### DATASET RECORDS
[Start of Attachment]

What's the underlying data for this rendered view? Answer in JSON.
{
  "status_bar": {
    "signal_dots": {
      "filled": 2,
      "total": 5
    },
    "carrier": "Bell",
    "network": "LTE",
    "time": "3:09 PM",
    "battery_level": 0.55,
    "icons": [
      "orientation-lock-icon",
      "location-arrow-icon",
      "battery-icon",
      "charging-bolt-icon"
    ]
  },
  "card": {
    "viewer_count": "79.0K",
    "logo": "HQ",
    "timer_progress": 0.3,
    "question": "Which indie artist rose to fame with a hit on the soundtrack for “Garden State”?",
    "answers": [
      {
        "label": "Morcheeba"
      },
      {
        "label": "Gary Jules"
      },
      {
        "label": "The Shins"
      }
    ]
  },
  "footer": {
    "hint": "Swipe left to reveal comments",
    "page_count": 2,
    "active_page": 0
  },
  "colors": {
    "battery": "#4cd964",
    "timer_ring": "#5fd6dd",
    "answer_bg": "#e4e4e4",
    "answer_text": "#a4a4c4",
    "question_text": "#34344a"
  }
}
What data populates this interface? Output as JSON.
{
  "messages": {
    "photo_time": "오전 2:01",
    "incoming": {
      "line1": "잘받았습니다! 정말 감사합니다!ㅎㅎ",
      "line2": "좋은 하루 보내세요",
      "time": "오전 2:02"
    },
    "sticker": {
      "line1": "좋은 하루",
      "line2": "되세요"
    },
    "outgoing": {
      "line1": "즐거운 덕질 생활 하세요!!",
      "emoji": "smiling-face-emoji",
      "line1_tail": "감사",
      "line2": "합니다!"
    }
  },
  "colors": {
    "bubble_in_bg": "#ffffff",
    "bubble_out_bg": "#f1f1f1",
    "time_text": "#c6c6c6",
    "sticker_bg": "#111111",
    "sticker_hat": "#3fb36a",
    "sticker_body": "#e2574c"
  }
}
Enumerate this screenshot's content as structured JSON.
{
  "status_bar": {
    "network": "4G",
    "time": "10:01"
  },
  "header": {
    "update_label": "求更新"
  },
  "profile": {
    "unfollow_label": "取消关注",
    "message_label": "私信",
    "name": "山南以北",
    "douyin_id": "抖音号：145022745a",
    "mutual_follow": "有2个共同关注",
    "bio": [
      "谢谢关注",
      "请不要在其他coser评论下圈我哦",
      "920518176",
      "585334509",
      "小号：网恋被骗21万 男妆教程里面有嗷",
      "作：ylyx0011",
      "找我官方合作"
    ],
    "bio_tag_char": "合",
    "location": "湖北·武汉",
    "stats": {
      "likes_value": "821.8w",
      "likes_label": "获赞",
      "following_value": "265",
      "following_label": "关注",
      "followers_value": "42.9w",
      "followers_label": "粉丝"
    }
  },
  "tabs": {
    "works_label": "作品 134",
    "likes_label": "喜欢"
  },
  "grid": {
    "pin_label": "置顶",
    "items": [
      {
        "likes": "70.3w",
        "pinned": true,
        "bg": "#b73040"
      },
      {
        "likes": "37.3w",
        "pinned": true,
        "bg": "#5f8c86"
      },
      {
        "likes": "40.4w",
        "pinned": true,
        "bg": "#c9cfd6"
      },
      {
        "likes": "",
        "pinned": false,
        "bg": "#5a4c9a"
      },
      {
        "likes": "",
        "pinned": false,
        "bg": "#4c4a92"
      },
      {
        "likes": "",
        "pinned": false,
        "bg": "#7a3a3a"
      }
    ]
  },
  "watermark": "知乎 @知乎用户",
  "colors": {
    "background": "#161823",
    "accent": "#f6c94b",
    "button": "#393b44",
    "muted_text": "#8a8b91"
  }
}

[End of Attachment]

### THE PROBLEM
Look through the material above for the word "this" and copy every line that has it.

### EXERCISE OUTPUT
What's the underlying data for this rendered view? Answer in JSON.
What data populates this interface? Output as JSON.
Enumerate this screenshot's content as structured JSON.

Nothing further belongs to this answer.